System Programming Interfaces
Nodes and Fingerprints
The gradual move to reduce dependence on the
have been dropped, except for nodes that
interface. This means that implementations of
NodeInfo that wrap third-party
XML tree models no longer need to implement these methods, and no longer need to be tied to a
In earlier releases, document nodes were always represented by an object that implemented the
DocumentInfo interface (which extended
was used to hold information about the tree as a whole, for example keys and IDs. In Saxon
9.7, the class
DocumentInfo is retained to provide a measure of compatibility
for some commonly used interfaces, but it is no longer the case that every document node is represented by
an instance of
DocumentInfo; in fact
DocumentInfo is now just a wrapper
NodeInfo designed to keep existing code working. Information about a tree
as a whole is now contained in a new
object; this exists for all trees, whether or not they are rooted at a document node. This provides
a place to put information about accumulators, which can exist for any tree whether or not the
root is a document node.
A number of changes have been made to the way collection URIs are handled, mainly: (a) to support the XPath 3.1 capability to return any kind of item in a collection, not only a node (for example, collections can now include maps derived from JSON files, unparsed text files, and binary objects); (b) to allow streamed processing of the documents in a collection; and (c) to conform with the rules in the specification as regards stability (that is, repeated calls returning the same results).
interface is superseded by a new more flexible
CollectionFinder. The old
CollectionURIResolver is still supported, but provides less capability.
The new mechanism is described in the Javadoc documentation; for an outline, see Collections.
To handle the Saxon collection URIs with options such as
Source object that is returned can be an
AugmentedSource, which holds parser
options as well as the source information itself.
In Saxon-EE, fn:collection()
is multi-threaded, parsing multiple documents simultaneously in different threads. This
previously happened within the default collection URI resolver; it now happens within
the code of the
fn:collection() function itself, so it works even if a
user-defined collection URI resolver is in use. An additional change in this release is
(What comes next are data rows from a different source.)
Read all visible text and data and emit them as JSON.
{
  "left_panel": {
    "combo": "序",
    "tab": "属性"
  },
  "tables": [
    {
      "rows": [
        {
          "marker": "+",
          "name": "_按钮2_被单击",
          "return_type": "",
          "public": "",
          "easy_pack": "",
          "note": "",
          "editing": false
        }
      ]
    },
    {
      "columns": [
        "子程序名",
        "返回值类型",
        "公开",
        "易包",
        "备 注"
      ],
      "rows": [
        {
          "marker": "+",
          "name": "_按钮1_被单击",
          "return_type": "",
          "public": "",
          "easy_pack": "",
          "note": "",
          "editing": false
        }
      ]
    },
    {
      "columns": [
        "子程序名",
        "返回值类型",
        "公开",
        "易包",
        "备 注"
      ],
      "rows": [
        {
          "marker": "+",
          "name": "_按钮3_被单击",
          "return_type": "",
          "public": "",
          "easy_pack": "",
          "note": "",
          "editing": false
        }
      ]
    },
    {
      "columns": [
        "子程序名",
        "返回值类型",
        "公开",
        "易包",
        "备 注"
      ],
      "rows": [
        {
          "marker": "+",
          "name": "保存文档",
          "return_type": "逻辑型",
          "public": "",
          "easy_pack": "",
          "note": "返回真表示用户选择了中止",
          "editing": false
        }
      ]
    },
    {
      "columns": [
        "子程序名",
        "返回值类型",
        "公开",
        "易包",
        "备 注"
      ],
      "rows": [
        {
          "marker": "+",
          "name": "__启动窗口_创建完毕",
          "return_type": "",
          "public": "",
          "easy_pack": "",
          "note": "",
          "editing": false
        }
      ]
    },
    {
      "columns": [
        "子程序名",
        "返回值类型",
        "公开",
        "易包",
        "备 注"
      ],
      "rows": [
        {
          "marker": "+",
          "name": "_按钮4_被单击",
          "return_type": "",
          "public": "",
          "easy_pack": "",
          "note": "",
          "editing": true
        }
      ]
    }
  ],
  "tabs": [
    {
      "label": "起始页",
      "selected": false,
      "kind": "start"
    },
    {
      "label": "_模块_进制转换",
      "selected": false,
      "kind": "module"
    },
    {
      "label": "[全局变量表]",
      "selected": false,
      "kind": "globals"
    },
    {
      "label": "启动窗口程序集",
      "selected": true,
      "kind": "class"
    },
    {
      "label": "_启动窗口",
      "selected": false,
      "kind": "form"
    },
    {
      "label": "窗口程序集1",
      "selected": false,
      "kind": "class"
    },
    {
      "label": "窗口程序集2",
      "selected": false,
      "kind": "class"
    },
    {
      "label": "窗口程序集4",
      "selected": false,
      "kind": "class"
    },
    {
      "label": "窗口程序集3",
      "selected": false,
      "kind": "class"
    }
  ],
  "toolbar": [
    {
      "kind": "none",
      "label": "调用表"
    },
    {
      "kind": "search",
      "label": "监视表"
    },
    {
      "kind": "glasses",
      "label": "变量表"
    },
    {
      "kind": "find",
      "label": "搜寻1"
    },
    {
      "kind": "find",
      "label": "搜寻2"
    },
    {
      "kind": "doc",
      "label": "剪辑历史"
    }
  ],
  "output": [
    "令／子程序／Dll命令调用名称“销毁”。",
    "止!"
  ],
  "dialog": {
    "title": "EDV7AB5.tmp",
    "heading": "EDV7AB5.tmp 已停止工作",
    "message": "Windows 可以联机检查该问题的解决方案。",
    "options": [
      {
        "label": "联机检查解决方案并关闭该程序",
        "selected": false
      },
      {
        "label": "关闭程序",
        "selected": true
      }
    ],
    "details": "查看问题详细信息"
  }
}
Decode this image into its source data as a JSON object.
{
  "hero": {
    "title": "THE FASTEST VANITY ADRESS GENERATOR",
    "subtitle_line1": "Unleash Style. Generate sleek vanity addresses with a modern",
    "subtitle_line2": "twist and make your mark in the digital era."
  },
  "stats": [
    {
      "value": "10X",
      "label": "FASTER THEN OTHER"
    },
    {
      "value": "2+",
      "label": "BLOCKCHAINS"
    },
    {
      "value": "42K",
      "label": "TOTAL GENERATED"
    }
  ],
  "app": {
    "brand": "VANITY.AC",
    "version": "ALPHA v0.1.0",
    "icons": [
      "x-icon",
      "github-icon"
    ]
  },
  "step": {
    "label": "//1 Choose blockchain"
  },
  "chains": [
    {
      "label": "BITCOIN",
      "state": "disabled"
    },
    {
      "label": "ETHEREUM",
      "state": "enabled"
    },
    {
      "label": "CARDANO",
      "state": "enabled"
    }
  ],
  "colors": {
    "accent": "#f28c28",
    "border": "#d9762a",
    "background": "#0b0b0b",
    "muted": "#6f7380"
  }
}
that the order in which documents are returned in the result of
fn:collection() is now always the same as the order in which they are
delivered by the collection URI resolver, making the order more predictable at a slight
cost in latency.
Collections can now be stable, meaning that multiple calls with the same collection URI
are guaranteed to return the same results. Collection stability can be expensive,
because the contents of a collection have
to be maintained in memory just in case it is used again; it is therefore not the default,
even though required for conformance with the W3C specifications. Collection stability can be
switched on in several ways: the collection URI can include the query parameter
stable=yes; the collection finder can return a
ResourceCollection object whose
isStable() method returns true; or the Configuration property
FeatureKeys.STABLE_COLLECTION_URI can be set to true. A collection
is stable if any of these methods returns true.
unparsed=true among the query parameters of the collection URI is
no longer supported, as the functionality can now be achieved by calling fn:uri-collection()
followed by fn:unparsed-text().
A new option for the collection URI query parameters is
this is used, the items returned by the
collection() function are maps; the
entries in the map include properties of the resources within the collection, plus a
fetch() that can be called to fetch the actual content of the
resource. For further details see Collections.
URIResolver and the standard
ModuleURIResolver have been
enhanced to recognize the classpath URI scheme. For example, in XSLT it is now possible
<xsl:include href="classpath:utility.xsl"> which locates
utility.xsl on the Java classpath. (The classpath URI scheme was
introduced as part of the Spring framework, but Saxon's implementation is
free-standing.) On the command line, in options such as
-s, names prefixed
classpath: are now recognized (along with
file) as being URIs rather than filenames, avoiding the need to specify
Receiver interface has changed, so
that location information is now passed with all events (for example,
startElement as a
Location object, rather than as an
locationId). This change was necessary because with independent
compilation of packages, it becomes difficult to allocate globally unique location IDs
at package compile time. The change also enables richer location information to be
maintained, enabling more precise diagnostics especially of dynamic errors.
The move away from integer location IDs to
Location objects is fairly
pervasive, and affects many interfaces that are important to products that interface
intimately to Saxon, for example to provide debugging support. In particular expressions
in the expression tree now contain location information in the form of a
object; they no longer implement the
SourceLocator interface directly.
The Expression tree
There have been substantial changes to the internal structure of the
These are only likely to affect applications that interface to Saxon at a very low level. Among the changes:
Containerobject has gone.
- Expressions now contain a reference to their parent expression in the tree.
- An expression now contains a reference to a
RetainedStaticContextobject, which holds that part of the static context that might be needed at execution time. To save space, an expression whose static context is the same as its parent or sibling expressions will generally share the same
- Because expressions now hold more context information, the need to pass this information
dynamically during the type-checking and optimization processes using the
ExpressionVisitorobject is diminished.